Antitrust issues have become one of the main concern of the world economy community and the United Nations. For many years, the United Nations Conference on Trade and Development has multiplied the meetings to discuss the relationship between transnational enterprises and international investment and has engaged in reflections on methods to avoid a decline in international investment. However, these meetings failed to resolve the fundamental issue of the impact of international antitrust principles on restrictive arrangements between a foreign parent corporation and its local subsidiary, particularly where that subsidiary is in a developing country. If applied, multinational enterprises would be significantly deterred from creating and improving foreign subsidiaries because of rules denying them control of the buying and selling policies of such subsidiaries.

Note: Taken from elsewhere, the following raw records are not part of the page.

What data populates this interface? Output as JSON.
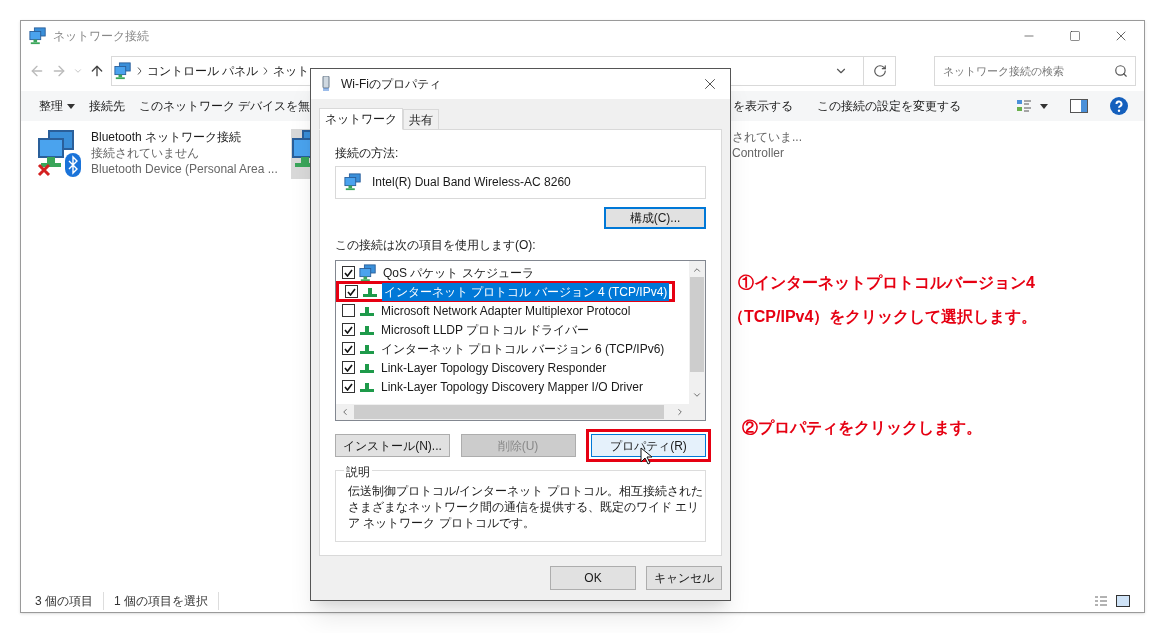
{
  "explorer": {
    "title": "ネットワーク接続",
    "breadcrumb": [
      "コントロール パネル",
      "ネット"
    ],
    "search": {
      "placeholder": "ネットワーク接続の検索"
    },
    "toolbar_left": [
      {
        "label": "整理",
        "dropdown": true
      },
      {
        "label": "接続先",
        "dropdown": false
      },
      {
        "label": "このネットワーク デバイスを無",
        "dropdown": false
      }
    ],
    "toolbar_right": [
      "を表示する",
      "この接続の設定を変更する"
    ],
    "items": [
      {
        "name": "Bluetooth ネットワーク接続",
        "status": "接続されていません",
        "device": "Bluetooth Device (Personal Area ...",
        "disconnected": true,
        "selected": false
      },
      {
        "status": "されていま...",
        "device": "Controller",
        "disconnected": false,
        "selected": true
      }
    ],
    "status_bar": [
      "3 個の項目",
      "1 個の項目を選択"
    ]
  },
  "dialog": {
    "title": "Wi-Fiのプロパティ",
    "tabs": [
      {
        "label": "ネットワーク",
        "selected": true
      },
      {
        "label": "共有",
        "selected": false
      }
    ],
    "connect_using_label": "接続の方法:",
    "adapter": "Intel(R) Dual Band Wireless-AC 8260",
    "configure_button": "構成(C)...",
    "components_label": "この接続は次の項目を使用します(O):",
    "components": [
      {
        "label": "QoS パケット スケジューラ",
        "kind": "service",
        "checked": true,
        "selected": false,
        "marked": false
      },
      {
        "label": "インターネット プロトコル バージョン 4 (TCP/IPv4)",
        "kind": "protocol",
        "checked": true,
        "selected": true,
        "marked": true
      },
      {
        "label": "Microsoft Network Adapter Multiplexor Protocol",
        "kind": "protocol",
        "checked": false,
        "selected": false,
        "marked": false
      },
      {
        "label": "Microsoft LLDP プロトコル ドライバー",
        "kind": "protocol",
        "checked": true,
        "selected": false,
        "marked": false
      },
      {
        "label": "インターネット プロトコル バージョン 6 (TCP/IPv6)",
        "kind": "protocol",
        "checked": true,
        "selected": false,
        "marked": false
      },
      {
        "label": "Link-Layer Topology Discovery Responder",
        "kind": "protocol",
        "checked": true,
        "selected": false,
        "marked": false
      },
      {
        "label": "Link-Layer Topology Discovery Mapper I/O Driver",
        "kind": "protocol",
        "checked": true,
        "selected": false,
        "marked": false
      }
    ],
    "buttons": [
      {
        "label": "インストール(N)...",
        "disabled": false,
        "focused": false,
        "marked": false
      },
      {
        "label": "削除(U)",
        "disabled": true,
        "focused": false,
        "marked": false
      },
      {
        "label": "プロパティ(R)",
        "disabled": false,
        "focused": true,
        "marked": true
      }
    ],
    "description_label": "説明",
    "description": "伝送制御プロトコル/インターネット プロトコル。相互接続されたさまざまなネットワーク間の通信を提供する、既定のワイド エリア ネットワーク プロトコルです。",
    "ok": "OK",
    "cancel": "キャンセル"
  },
  "annotations": [
    {
      "line1": "①インターネットプロトコルバージョン4",
      "line2": "（TCP/IPv4）をクリックして選択します。"
    },
    {
      "line1": "②プロパティをクリックします。"
    }
  ]
}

The purpose of this paper is to examine the market power of a multinational corporation in the relevant markets, the degree of independence of the subsidiary, the purpose of the restraint and the relationship between the scope and duration of the restraint and any legitimate purposes for it. This article explores two essential antitrust liability decisions of the Supreme Court of the United States aimed at enforcing the policy of American antitrust agencies in refraining them from challenging arrangements between closely affiliated firms, except in special circumstance. In addition, the author analyzed the basis of the Antitrust Guide for International Operations issued in 1977 by the Justice Department and its impact on the activities of a multinational corporation.

The proposed approach set out in this paper calls for rules against restrictions on subsidiaries to deal only with basically commercial decisions, such as what the subsidiary should manufacture, where it should be located, and how it should be managed. Nevertheless, this article found that intra-corporate restrictions should be treated at the international level, not as never being a restrictive business practice or always being a restrictive business practice, but in terms of the rule-of-reason analysis developed in United States cases which analysis is closely approximated by the Common Market treatment of similar practices.